How do graphic images shape a viewer’s notion of the Jewish God? I want to engage this question by focusing on one particular activity: the power of comic graphic images to inform readings of the Hebrew Bible, and thereby to shape our imaginings of the Jewish God. Two works that theoretically inform my encounter with comic narratives are especially relevant to this study: the edited volumes The Jewish Graphic Novel (2008) and Comics & Media (2014). Both texts mix scholarly essays with interviews/conversations with comic artists, and so expand academic discourse into the art world even as they draw art into academia. Comics are powerful image-texts, for they weave text and image together to visually depict stories in imaginative and creative ways.

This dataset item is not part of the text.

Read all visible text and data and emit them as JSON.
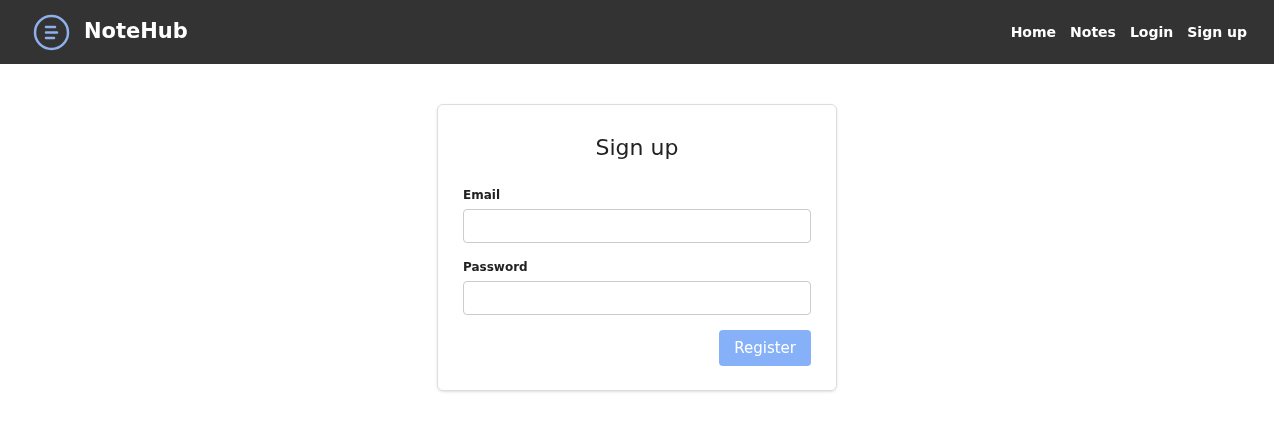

And they do so, as Comics & Media makes clear, by drawing the reader into the story, soliciting not merely reader response but a reader’s active imagination.

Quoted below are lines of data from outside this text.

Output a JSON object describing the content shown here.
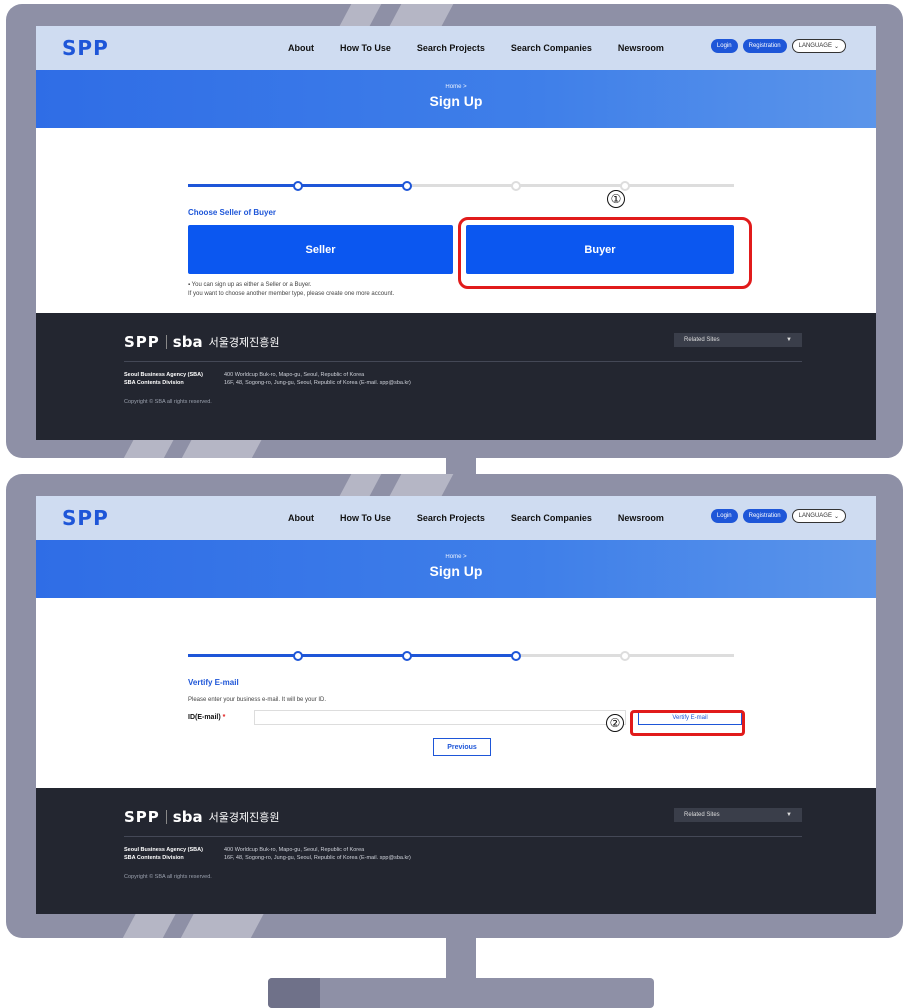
{
  "header": {
    "logo": "SPP",
    "nav": [
      "About",
      "How To Use",
      "Search Projects",
      "Search Companies",
      "Newsroom"
    ],
    "login": "Login",
    "registration": "Registration",
    "language": "LANGUAGE"
  },
  "hero": {
    "breadcrumb": "Home >",
    "title": "Sign Up"
  },
  "screen1": {
    "section_title": "Choose Seller of Buyer",
    "seller_label": "Seller",
    "buyer_label": "Buyer",
    "note_line1": "▪ You can sign up as either a Seller or a Buyer.",
    "note_line2": "If you want to choose another member type, please create one more account.",
    "step_marker": "①"
  },
  "screen2": {
    "section_title": "Vertify E-mail",
    "instruction": "Please enter your business e-mail. It will be your ID.",
    "id_label": "ID(E-mail)",
    "required_mark": "*",
    "verify_button": "Vertify E-mail",
    "previous_button": "Previous",
    "step_marker": "②"
  },
  "footer": {
    "logo_spp": "SPP",
    "logo_sba": "sba",
    "logo_korean": "서울경제진흥원",
    "related_sites": "Related Sites",
    "org1_name": "Seoul Business Agency (SBA)",
    "org1_addr": "400 Worldcup Buk-ro, Mapo-gu, Seoul, Republic of Korea",
    "org2_name": "SBA Contents Division",
    "org2_addr": "16F, 48, Sogong-ro, Jung-gu, Seoul, Republic of Korea (E-mail. spp@sba.kr)",
    "copyright": "Copyright © SBA all rights reserved."
  },
  "colors": {
    "brand_blue": "#1e56d8",
    "button_blue": "#0b57f0",
    "callout_red": "#e11b1b",
    "monitor_gray": "#8e90a6",
    "footer_dark": "#232630"
  }
}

This paper addresses two comic depictions of the Jewish God: Stan Mack’s The Story of the Jews (2001), and Robert Crumb’s The Book of Genesis (2009). I want to analyze visions of the Jewish God as imagined in artists who strongly identify as Jewish (Stan Mack), and for those who do not (Robert Crumb). Furthermore, I want to contrast these renditions with overly Christian evangelical comic traditions, most notably Basil Wolverton’s The Wolverton Bible (2009), and Michael Pearl’s Good and Evil (2008). The Jewish God appears in all these texts within selected scenes of the Hebrew Bible or Old Testament. These comics ask us to imagine God in visual space as moral authority, as guiding hand, as a wise elder, but also as a vindictive, terrible force. In these texts, readers acquire a form of theological knowledge as experiential vision.

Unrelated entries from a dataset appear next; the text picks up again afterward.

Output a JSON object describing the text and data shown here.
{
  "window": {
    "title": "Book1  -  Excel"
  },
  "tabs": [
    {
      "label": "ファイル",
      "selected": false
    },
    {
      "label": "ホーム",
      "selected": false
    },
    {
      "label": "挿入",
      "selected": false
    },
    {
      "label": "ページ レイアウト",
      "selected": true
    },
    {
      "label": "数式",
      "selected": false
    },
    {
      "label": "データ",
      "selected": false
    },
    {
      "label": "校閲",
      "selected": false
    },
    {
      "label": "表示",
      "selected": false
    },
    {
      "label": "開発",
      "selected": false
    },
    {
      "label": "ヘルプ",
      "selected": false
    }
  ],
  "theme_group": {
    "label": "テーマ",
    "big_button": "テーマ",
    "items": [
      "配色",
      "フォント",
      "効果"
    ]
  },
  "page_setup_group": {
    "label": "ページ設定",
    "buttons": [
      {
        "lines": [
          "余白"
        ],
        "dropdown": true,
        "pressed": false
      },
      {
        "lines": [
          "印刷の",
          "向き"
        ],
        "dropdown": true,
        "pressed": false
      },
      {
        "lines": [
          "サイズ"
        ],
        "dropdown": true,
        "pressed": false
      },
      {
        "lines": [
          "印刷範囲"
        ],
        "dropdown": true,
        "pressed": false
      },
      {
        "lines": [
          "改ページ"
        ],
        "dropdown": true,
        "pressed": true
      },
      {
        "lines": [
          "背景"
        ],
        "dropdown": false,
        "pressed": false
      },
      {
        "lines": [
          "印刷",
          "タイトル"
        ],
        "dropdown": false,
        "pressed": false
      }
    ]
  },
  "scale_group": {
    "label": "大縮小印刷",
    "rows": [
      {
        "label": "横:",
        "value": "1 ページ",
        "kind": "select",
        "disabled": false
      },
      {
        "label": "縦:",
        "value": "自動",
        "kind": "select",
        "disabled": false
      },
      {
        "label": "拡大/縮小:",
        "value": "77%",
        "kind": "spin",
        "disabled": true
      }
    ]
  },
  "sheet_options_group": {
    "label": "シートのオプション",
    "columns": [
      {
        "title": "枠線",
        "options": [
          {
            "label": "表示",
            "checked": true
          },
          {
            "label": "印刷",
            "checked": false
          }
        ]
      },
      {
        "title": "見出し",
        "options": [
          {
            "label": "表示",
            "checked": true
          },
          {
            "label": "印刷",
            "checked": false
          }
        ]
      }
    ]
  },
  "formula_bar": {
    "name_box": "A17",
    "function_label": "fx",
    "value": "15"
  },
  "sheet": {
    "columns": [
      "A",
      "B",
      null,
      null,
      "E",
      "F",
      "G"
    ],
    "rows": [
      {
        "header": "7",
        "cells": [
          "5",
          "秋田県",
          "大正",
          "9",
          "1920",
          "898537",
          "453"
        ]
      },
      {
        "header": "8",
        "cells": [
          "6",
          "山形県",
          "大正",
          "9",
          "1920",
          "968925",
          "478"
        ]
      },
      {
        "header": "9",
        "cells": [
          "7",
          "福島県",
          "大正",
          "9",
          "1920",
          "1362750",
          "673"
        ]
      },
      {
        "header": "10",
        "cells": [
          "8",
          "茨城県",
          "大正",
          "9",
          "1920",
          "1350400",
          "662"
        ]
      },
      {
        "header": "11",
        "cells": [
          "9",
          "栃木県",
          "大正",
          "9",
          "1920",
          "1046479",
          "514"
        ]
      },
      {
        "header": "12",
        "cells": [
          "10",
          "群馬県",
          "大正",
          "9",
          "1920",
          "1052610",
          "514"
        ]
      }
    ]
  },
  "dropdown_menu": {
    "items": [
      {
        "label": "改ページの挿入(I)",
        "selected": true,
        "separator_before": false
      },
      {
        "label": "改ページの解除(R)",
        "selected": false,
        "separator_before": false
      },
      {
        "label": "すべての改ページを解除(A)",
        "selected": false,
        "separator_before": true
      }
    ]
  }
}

KENNETH KOLTUN-FROMM, Department of Religion, Haverford College, teaches a wide range of courses in modern Jewish thoughts and culture, together with material studies in religion. His research focuses on Jewish conceptions of identity, authority, authenticity, and material conceptions of self. He has published three books, Moses Hess and Modern Jewish Identity (2001), Abraham Geiger’s Liberal Judaism: Personal Meaning and Religious Authority (2006), and Material Culture and Jewish Thought in America (2010), and one edited volume, Thinking Jewish Culture in America (2014). My new book, Imagining Jewish Authenticity: Vision and Text in American Jewish Thought, to be published in January 2015, explores how American Jewish thinkers deploy visual discourse to make claims about religious authenticity.